Can two parents with fair skin and blonde hair have a brown haired child with darker skin?
-A curious adult from Wisconsin
January 22, 2010
Yes that is definitely possible. Not that common, but it does happen.
Unfortunately we don't have a good enough handle on human coloring yet to explain how this happens in every situation. But we do know enough to explain at least one way it could happen.
That one way involves one of my favorite genes, MC1R. This gene is involved in both skin and hair color. Some versions of this gene can lead to pale skin, freckles, and/or lighter hair. And in some circumstances, they can even cause your hair to be red.
Let's imagine a situation where both parents have a fair version of the MC1R gene. If neither parent passes it to their child, then that child may very well end up with darker hair and skin than either parent.
Next we'll dig a little deeper to see how coloring works. From there we'll be able to get a good idea about how likely it is for these parents to have a darker child.
Humans get their skin, hair, and eye colors from pigments called melanins. We have two major pigments -- eumelanin and pheomelanin.
The more common of these two is eumelanin. It is responsible for most hair, skin and all eye colors. The less common pheomelanin is responsible for red hair and freckles and, to a lesser extent, blonde hair.
There are lots of genes involved in making these pigments. When any one of them isn't working quite right, you can end up with different coloration.
For example, if your OCA1 gene isn't working properly, you can end up with albinism. This is an almost complete lack of pigment. But this form of albinism only happens if both of your copies of OCA1 aren't working well.
See, we have two copies of most of our genes -- one from mom and one from dad. In most cases of albinism, if one copy of the affected gene works, then you still make plenty of pigment. And so don't have albinism.
The working copy of OCA1 can make enough melanin to keep the albinism at bay. The version that can lead to albinism is said to be recessive to the working version. And people who have one copy of the recessive gene version are called carriers.
The MC1R gene is involved with melanins too. But it isn't directly involved in making pigment. Instead, one of its jobs is to change pheomelanin into eumelanin.
This is why some MC1R versions cause red hair. Basically the eumelanin doesn't get converted and so pheomelanin builds up.
The MC1R gene is different from many other pigmentation genes in that having only one working copy can have an effect too. In other words, carriers of the fair version of MC1R sometimes have specific traits themselves. They often have pale skin, lighter hair, and freckles.
OK, so now we know enough to figure out the chances that two lighter parents who carry a fair version of the MC1R gene won't pass it on to their child. But because coloring is more complicated than just MC1R, we can't really figure out the exact chances for these parents having a darker child.
From Light Comes Dark
Imagine that our two parents are carriers of the fair version of the MC1R gene. They have lighter skin and hair than they would without this gene version. Let's say they look like the image to the right.

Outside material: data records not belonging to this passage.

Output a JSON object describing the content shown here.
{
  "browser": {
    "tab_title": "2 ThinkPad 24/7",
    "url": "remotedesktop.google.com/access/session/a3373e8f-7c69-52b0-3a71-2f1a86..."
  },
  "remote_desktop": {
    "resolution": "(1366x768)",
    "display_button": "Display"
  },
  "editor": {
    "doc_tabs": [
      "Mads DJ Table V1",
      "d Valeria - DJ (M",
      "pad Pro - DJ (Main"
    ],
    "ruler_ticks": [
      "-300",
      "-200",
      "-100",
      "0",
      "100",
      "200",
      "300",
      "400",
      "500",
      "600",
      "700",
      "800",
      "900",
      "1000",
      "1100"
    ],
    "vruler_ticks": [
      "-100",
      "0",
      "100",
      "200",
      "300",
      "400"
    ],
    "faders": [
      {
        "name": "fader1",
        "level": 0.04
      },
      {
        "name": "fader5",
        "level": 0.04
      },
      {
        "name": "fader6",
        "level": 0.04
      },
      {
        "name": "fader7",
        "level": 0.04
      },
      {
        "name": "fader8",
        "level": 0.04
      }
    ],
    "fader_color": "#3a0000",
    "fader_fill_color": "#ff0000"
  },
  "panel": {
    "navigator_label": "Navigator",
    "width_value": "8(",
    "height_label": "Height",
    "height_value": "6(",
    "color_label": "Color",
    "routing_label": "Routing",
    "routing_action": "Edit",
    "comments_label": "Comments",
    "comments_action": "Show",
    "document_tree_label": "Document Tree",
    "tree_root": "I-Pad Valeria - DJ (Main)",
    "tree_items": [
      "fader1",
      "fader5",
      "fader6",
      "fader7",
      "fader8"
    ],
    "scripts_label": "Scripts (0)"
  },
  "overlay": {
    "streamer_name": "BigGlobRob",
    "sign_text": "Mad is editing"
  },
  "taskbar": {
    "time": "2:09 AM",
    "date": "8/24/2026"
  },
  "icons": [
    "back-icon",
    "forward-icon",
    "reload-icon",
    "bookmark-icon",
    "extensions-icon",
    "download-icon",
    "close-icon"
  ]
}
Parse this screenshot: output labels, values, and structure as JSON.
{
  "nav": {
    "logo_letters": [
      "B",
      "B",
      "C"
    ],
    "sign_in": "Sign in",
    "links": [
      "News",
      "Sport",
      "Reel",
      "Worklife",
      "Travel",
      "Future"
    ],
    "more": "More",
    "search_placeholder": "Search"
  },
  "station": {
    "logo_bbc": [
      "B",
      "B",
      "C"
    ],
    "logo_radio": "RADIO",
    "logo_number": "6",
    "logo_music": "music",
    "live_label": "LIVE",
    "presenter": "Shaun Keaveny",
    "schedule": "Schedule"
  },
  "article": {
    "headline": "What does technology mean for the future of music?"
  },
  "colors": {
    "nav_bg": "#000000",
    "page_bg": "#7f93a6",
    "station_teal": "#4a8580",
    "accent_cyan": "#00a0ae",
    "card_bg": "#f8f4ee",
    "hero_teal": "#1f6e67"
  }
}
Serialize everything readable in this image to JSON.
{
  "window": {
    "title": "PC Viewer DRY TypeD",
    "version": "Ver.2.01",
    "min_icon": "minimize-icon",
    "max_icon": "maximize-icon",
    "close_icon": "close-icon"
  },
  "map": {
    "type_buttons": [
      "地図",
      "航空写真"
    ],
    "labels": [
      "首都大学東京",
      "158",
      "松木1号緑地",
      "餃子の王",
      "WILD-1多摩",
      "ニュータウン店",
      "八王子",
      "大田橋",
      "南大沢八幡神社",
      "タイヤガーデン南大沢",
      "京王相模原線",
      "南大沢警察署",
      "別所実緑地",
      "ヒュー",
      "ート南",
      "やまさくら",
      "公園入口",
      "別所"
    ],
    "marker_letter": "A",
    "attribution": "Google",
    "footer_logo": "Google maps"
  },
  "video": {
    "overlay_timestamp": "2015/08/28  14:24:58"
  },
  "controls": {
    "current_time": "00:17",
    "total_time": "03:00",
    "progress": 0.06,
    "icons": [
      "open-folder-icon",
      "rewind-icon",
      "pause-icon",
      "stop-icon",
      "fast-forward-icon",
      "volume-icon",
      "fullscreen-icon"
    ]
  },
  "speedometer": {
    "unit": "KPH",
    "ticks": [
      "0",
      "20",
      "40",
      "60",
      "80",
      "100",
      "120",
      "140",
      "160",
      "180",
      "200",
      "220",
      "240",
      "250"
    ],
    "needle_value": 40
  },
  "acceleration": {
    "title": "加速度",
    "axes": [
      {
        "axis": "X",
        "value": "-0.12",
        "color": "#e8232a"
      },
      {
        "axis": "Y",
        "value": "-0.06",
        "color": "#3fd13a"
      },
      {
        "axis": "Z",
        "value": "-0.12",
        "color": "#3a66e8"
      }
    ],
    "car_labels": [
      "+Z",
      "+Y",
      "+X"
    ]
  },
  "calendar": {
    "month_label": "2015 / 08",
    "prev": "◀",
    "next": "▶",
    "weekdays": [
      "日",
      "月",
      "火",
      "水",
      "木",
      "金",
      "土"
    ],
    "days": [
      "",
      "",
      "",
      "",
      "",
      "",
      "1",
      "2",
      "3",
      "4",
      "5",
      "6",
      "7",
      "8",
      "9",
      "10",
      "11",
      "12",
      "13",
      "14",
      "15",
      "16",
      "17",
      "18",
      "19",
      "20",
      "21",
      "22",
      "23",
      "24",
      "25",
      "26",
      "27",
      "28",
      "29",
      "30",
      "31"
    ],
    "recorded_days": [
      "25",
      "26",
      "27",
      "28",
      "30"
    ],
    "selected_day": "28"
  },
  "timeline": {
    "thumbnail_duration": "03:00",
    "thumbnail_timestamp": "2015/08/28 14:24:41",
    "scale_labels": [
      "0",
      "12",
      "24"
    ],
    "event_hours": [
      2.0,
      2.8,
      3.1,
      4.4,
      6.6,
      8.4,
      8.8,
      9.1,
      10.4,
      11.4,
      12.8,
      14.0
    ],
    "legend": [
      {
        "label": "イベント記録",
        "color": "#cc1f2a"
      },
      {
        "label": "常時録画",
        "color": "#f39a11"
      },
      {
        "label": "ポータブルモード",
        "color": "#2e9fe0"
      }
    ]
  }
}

They have light skin and blonde hair. The M's underneath each parent represent his or her MC1R gene copies. They each have one working copy (M) and one non-working (or fair) copy (m). Geneticists often make the recessive copy a lower case letter.
Now let's think about the kids they might have. In my crude drawing, I have made the MC1R genes from dad blue and the ones from mom pink.
Which version of the MC1R gene that gets passed down is completely random. So each parent has a 50% chance of passing an M and a 50% chance of passing an m. The image to the left shows the four possible combinations that their kids might have.
In each of these four cases, one MC1R gene copy came from mom and the other from dad. Each child has a 50% chance of getting the same MC1R gene combination as their parents. Each child also has a 25% chance of having red hair.
And finally, each child will have a 25% chance of not getting the fair version of the MC1R gene from either parent. This child has a good chance of ending up darker than his or her parents.
Unfortunately coloring is too complicated to say that each of their kids has a 25% chance of being darker than them. This is because having a fair version of the MC1R gene doesn't always lead to lighter hair and/or skin. There are undoubtedly other genes that we don't know about that are involved too.
MC1R is Just One Gene
So far we've only talked in detail about one gene involved in human coloring -- MC1R. The reason we talked about this one is that it is fairly simple and we understand it pretty well. But there are lots of other genes too.
As we begin to figure out how they work, we'll be able to discover other ways for a child to end up darker than his or her parents. Or lighter for that matter.
So the bottom line is that yes, parents with lighter hair and skin can have a darker child. We know one way it can happen and scientists are working on figuring out the other ways.
By Dr. Barry Starr, Stanford University